Using Ovulation Tests After Miscarriage
Wondering if you can still use ovulation tests after experiencing pregnancy loss? Dr. Gleaton shares how ovulation tests work and what to keep in mind when using OPKs after a miscarriage.
By OBGYN and fertility expert Dr. Kenosha Gleaton
Experiencing a miscarriage is a difficult and emotional journey. When and if you feel ready to try again, ovulation tests can be very useful. Let’s talk more about how they work and what to keep in mind when using OPKs after a miscarriage.
Using ovulation tests to identify your fertile window
After a pregnancy loss, you may experience menstrual bleeding which can be normal as your cycle is adjusting back to normal. If you experience an early pregnancy loss, you may start ovulating within four to eight weeks. An ovulation test is a great tool to use during this time. But how do ovulation tests work exactly?If you’re trying to conceive, ovulation tests are a very effective way to predict when you’re ovulating. Since eggs only live for a short period of time after ovulation, it’s important to time it correctly so you can have sex before ovulating and increase your chances of getting pregnant.
Regardless of which type of test you’re using—midstream, ovulation test strips, digital tests—they all work by detecting the ovulation pregnancy hormone, Luteinizing Hormone (LH) in your urine. LH is produced to trigger ovulation, so your levels will typically surge around 24-48 hours before you ovulate. This means a positive ovulation test is telling you you’ll be ovulating within the next two days, so you should start getting busy if you’re TTC. For a general quick estimation of your ovulation window, you might find it beneficial to use our ovulation calculator, which can help refine your understanding of the most fertile period.
Why LH is affected by miscarriage
But what does ovulation after miscarriage look like? When a woman experiences a miscarriage, hormone levels, including luteinizing hormone levels, aren’t going to immediately reset. This means that for a while, your cycle (and ovulation) may be less predictable. This can also be dependent on whether you experienced an early pregnancy loss or not. Some women ovulate the month following a miscarriage, while others may not ovulate for a few months.

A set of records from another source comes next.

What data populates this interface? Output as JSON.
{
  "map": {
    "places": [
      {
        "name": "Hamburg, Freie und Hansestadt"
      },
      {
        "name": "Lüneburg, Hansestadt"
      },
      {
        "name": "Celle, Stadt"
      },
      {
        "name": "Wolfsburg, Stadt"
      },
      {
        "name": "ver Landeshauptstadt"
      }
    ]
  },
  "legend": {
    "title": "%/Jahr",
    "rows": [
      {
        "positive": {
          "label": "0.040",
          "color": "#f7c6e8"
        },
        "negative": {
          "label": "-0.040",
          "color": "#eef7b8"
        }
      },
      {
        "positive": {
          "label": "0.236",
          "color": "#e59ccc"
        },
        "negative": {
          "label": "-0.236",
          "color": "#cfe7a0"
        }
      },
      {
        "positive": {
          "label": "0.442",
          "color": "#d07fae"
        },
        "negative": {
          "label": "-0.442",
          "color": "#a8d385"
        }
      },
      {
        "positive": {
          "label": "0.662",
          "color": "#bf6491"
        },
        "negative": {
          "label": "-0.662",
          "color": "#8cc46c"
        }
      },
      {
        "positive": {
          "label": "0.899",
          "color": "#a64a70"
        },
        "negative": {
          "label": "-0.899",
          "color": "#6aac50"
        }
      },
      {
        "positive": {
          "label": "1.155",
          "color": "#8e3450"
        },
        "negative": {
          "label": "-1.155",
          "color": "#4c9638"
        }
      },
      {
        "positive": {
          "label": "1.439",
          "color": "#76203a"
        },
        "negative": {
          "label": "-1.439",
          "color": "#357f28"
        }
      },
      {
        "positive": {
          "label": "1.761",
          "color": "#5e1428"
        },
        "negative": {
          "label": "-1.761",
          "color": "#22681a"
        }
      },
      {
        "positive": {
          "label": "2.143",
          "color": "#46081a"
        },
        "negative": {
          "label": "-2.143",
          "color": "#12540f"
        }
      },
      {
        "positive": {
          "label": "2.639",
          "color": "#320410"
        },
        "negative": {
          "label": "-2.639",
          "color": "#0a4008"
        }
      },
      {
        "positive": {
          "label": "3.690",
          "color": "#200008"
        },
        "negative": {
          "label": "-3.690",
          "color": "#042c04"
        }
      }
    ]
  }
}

Ovulation tests can be helpful for tracking your cycle and identifying your fertile days.
When should I start testing for ovulation after a miscarriage?
If you’re trying to conceive after a miscarriage, you may be wondering when to start testing for ovulation again. It’s better to wait at least one to two weeks (or however long your doctor tells you) before having penetrative vaginal sex to reduce the risk of infection, but after that wait is up there is no medical reason to wait to conceive. Wait until you’ve had your first period and then begin testing for ovulation using ovulation tests.
What to keep in mind when using ovulation tests after miscarriage
It can be really difficult to heal after you’ve experienced a miscarriage, but when you feel ready to start trying to conceive again, ovulation tests can be very helpful in identifying your fertile window. You shouldn’t expect to fall back into your regular cycle immediately though. According to ACOG, some women may ovulate within a month after a an early miscarriage if it was within the first 13 weeks of pregnancy. If the miscarriage occurs later, it’s possible it could take longer for hormone levels to return to normal, delaying ovulation.
Is it safe to get pregnant immediately after a miscarriage?
According to the ACOG, there’s no medical reason to wait to conceive again. Although it is recommended you wait 1-2 weeks after pregnancy loss to insert anything into the vagina (including vaginal intercourse) to decrease the risk of infection. It may also be helpful to wait until you’ve had a period so tracking your cycle is easier.
When to talk to your OBGYN
If you experienced a miscarriage and your menstrual cycle hasn’t resumed after eight weeks, you should consult your OBGYN. You may also want to see a doctor or fertility specialist if you’ve had multiple recurrent or repeated miscarriages; this doesn’t mean there is a significant infertility issue, but your doctor may want to run some tests to screen for things like STIs, diabetes, thyroid issues, progesterone issues, clotting disorders, and more.
- Ovulation tests are useful tools for determining when you’re most likely to get pregnant.
- Ovulation tests work by detecting LH, luteinizing hormone, in your urine.
- After a miscarriage, it can take up to a month or sometimes more for ovulation to resume.
- If you’ve had multiple miscarriages or haven’t resumed your menstrual cycle after two months, you should consult a doctor.